**Directions:** Copy out every line from the records that includes "woman".

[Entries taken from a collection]
____________

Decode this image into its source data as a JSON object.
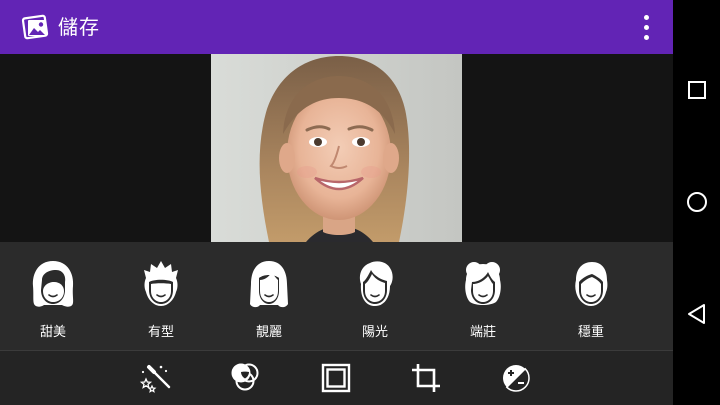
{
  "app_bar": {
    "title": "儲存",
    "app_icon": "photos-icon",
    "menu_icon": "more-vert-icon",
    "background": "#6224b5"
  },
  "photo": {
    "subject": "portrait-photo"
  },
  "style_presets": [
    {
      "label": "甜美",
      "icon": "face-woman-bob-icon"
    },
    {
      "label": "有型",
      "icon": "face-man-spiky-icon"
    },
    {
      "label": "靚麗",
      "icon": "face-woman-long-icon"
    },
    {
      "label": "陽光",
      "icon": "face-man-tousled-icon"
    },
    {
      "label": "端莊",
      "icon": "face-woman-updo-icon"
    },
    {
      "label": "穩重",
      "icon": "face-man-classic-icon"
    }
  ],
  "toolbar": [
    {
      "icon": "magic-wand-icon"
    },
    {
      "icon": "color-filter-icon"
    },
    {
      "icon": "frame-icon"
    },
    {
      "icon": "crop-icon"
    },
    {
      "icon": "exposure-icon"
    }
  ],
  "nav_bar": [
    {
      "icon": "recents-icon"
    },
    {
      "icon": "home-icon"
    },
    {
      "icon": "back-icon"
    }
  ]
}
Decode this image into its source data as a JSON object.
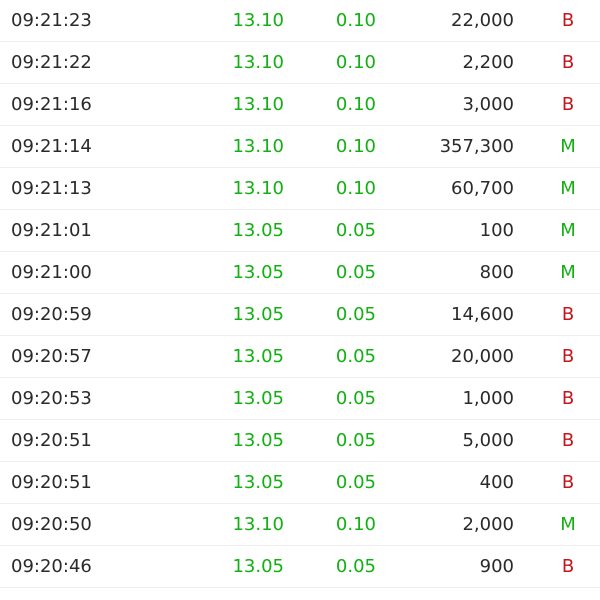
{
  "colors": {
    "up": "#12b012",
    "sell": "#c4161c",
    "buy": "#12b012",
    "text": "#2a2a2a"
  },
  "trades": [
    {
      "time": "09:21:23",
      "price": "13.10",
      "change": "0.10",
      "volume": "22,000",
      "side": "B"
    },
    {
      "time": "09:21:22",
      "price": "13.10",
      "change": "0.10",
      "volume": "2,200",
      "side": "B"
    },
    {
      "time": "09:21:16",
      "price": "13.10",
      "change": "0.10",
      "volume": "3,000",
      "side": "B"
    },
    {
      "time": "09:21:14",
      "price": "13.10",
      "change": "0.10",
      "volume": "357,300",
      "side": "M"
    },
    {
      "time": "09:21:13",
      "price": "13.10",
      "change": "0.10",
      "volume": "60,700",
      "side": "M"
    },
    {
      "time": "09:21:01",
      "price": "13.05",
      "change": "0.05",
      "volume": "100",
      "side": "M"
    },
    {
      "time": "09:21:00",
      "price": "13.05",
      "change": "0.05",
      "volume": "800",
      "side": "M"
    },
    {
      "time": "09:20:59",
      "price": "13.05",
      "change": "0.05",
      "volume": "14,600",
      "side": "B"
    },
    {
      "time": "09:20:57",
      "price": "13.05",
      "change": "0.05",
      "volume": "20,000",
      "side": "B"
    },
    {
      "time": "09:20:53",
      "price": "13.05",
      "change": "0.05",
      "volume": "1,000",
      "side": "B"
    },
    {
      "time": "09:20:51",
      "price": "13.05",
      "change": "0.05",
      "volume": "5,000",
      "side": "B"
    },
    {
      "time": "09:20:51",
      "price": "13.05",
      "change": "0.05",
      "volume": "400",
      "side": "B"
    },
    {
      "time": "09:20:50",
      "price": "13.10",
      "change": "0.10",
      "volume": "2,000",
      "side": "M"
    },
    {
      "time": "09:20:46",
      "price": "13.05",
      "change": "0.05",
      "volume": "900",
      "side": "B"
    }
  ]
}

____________

**Output for this task:**
      "icon": "face-woman-bob-icon"
      "icon": "face-woman-long-icon"
      "icon": "face-woman-updo-icon"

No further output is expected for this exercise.